Um aspecto sui generis da investigação em protecção de infaestruturas críticas é o cepticismo de muitos em relação à possibilidade destas serem atacadas informaticamente com efeitos devastadores. Saiu hoje um artigo na capa do Wall Street Journal que penso ser capaz de convencer os mais cépticos (ou os muito cépticos; os mesmo mais cépticos só quando ficarem às escuras ou sem água por uma temporada). Um excerto:
Electricity Grid in U.S. Penetrated By Spies
By SIOBHAN GORMAN
WASHINGTON -- Cyberspies have penetrated the U.S. electrical grid and left behind software programs that could be used to disrupt the system, according to current and former national-security officials.
The spies came from China, Russia and other countries, these officials said, and were believed to be on a mission to navigate the U.S. electrical system and its controls. The intruders haven't sought to damage the power grid or other key infrastructure, but officials warned they could try during a crisis or war.
"The Chinese have attempted to map our infrastructure, such as the electrical grid," said a senior intelligence official. "So have the Russians."
The espionage appeared pervasive across the U.S. and doesn't target a particular company or region, said a former Department of Homeland Security official. "There are intrusions, and they are growing," the former official said, referring to electrical systems. "There were a lot last year."
Many of the intrusions were detected not by the companies in charge of the infrastructure but by U.S. intelligence agencies, officials said. Intelligence officials worry about cyber attackers taking control of electrical facilities, a nuclear power plant or financial networks via the Internet.
Authorities investigating the intrusions have found software tools left behind that could be used to destroy infrastructure components, the senior intelligence official said. He added, "If we go to war with them, they will try to turn them on."
Officials said water, sewage and other infrastructure systems also were at risk.
"Over the past several years, we have seen cyberattacks against critical infrastructures abroad, and many of our own infrastructures are as vulnerable as their foreign counterparts," Director of National Intelligence Dennis Blair recently told lawmakers. "A number of nations, including Russia and China, can disrupt elements of the U.S. information infrastructure."
A versão online do WSN inclui também uma ligação para uma carta muito interessante:
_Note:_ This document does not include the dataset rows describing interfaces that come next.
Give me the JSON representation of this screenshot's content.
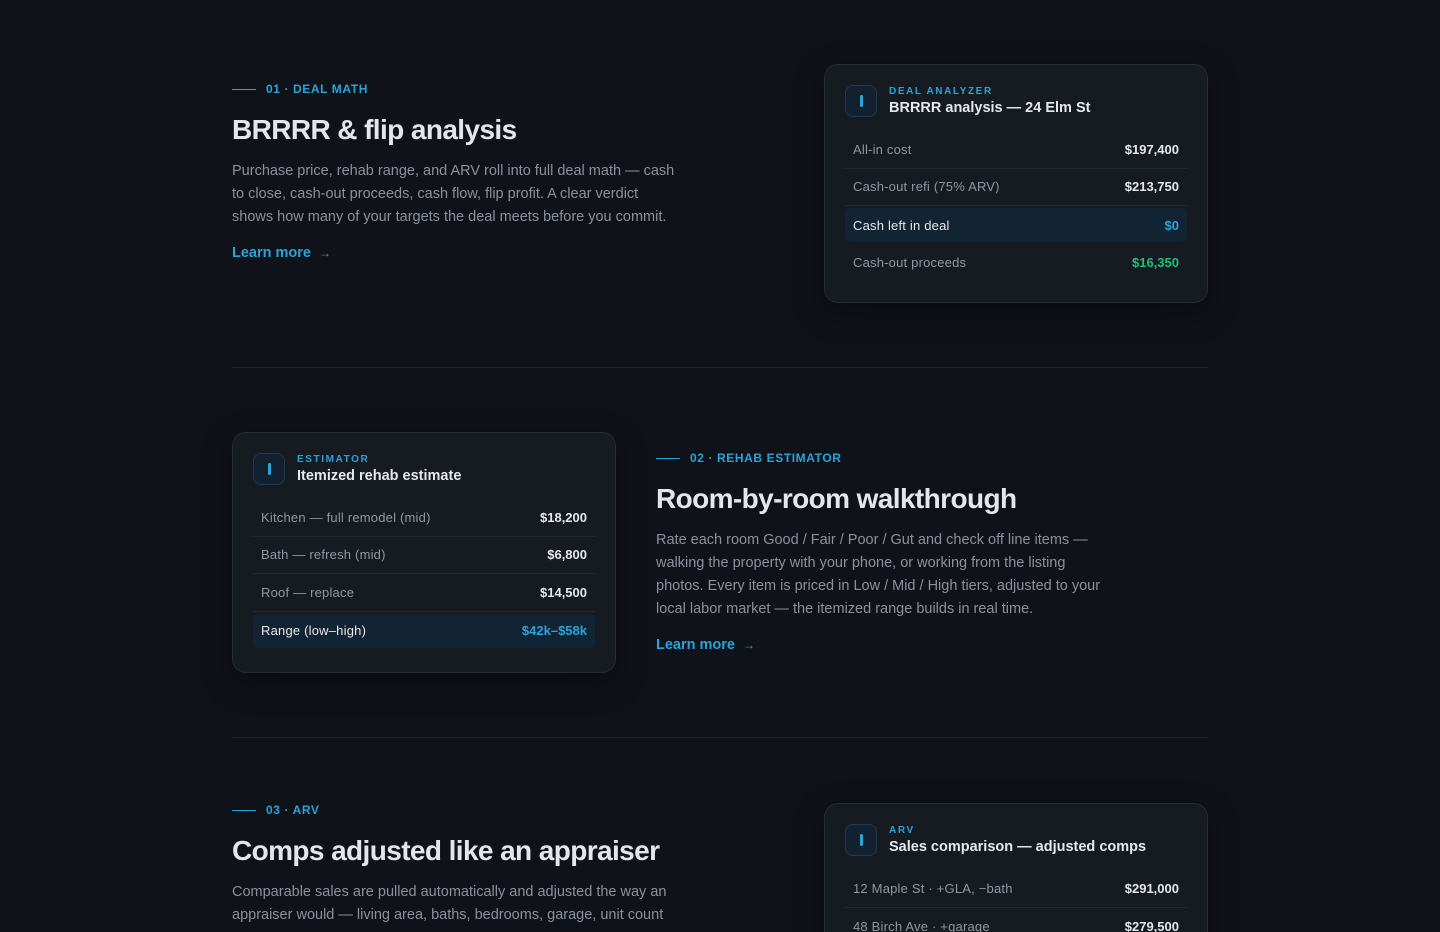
{
  "sections": [
    {
      "eyebrow": "01 · DEAL MATH",
      "title": "BRRRR & flip analysis",
      "description": "Purchase price, rehab range, and ARV roll into full deal math — cash to close, cash-out proceeds, cash flow, flip profit. A clear verdict shows how many of your targets the deal meets before you commit.",
      "learn_more": "Learn more",
      "arrow": "→",
      "card": {
        "kicker": "DEAL ANALYZER",
        "title": "BRRRR analysis — 24 Elm St",
        "rows": [
          {
            "label": "All-in cost",
            "value": "$197,400"
          },
          {
            "label": "Cash-out refi (75% ARV)",
            "value": "$213,750"
          },
          {
            "label": "Cash left in deal",
            "value": "$0"
          },
          {
            "label": "Cash-out proceeds",
            "value": "$16,350"
          }
        ]
      }
    },
    {
      "eyebrow": "02 · REHAB ESTIMATOR",
      "title": "Room-by-room walkthrough",
      "description": "Rate each room Good / Fair / Poor / Gut and check off line items — walking the property with your phone, or working from the listing photos. Every item is priced in Low / Mid / High tiers, adjusted to your local labor market — the itemized range builds in real time.",
      "learn_more": "Learn more",
      "arrow": "→",
      "card": {
        "kicker": "ESTIMATOR",
        "title": "Itemized rehab estimate",
        "rows": [
          {
            "label": "Kitchen — full remodel (mid)",
            "value": "$18,200"
          },
          {
            "label": "Bath — refresh (mid)",
            "value": "$6,800"
          },
          {
            "label": "Roof — replace",
            "value": "$14,500"
          },
          {
            "label": "Range (low–high)",
            "value": "$42k–$58k"
          }
        ]
      }
    },
    {
      "eyebrow": "03 · ARV",
      "title": "Comps adjusted like an appraiser",
      "description": "Comparable sales are pulled automatically and adjusted the way an appraiser would — living area, baths, bedrooms, garage, unit count",
      "card": {
        "kicker": "ARV",
        "title": "Sales comparison — adjusted comps",
        "rows": [
          {
            "label": "12 Maple St · +GLA, −bath",
            "value": "$291,000"
          },
          {
            "label": "48 Birch Ave · +garage",
            "value": "$279,500"
          }
        ]
      }
    }
  ],
  "colors": {
    "accent": "#2aa4d8",
    "positive": "#22c07a",
    "background": "#0f1218"
  }
}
"The North American Electric Reliability Corporation on Tuesday warned its members that not all of them appear to be adhering to cybersecuirty requirements."
Most of us who have spent any amount of time in the industry understand that the bulk power system is designed and operated in such a way to withstand the most severe single contingency, and in some cases multiple contingencies, without incurring significant loss of customer load or risking system instability. This engineering construct works extremely well in the operation and planning of the system to deal with expected and random unexpected events. It also works, although to a lesser extent, in a physical security world. In this traditional paradigm, fewer assets may be considered “critical” to the reliability of the bulk electric system.
But as we consider cyber security, a host of new considerations arise. Rather than considering the unexpected failure of a digital protection and control device within a substation, for example, system planners and operators will need to consider the potential for the simultaneous manipulation of all devices in the substation or, worse yet, across multiple substations. I have intentionally used the word “manipulate” here, as it is very important to consider the misuse, not just loss or denial, of a cyber asset and the resulting consequences, to accurately identify CAs under this new “cyber security” paradigm. A number of system disturbances, including those referenced in NERC’s March 30 advisory on protection system single points of failure, have resulted from similar, non-cyber-related events in the past five years, clearly showing that this type of failure can significantly “affect the reliability (and) operability of the bulk electric system,” sometimes over wide geographic areas.
Taking this one step further, we, as an industry, must also consider the effect that the loss of that substation, or an attack resulting in the concurrent loss of multiple facilities, or its malicious operation, could have on the generation connected to it.
(com agradecimentos ao Luis Marques)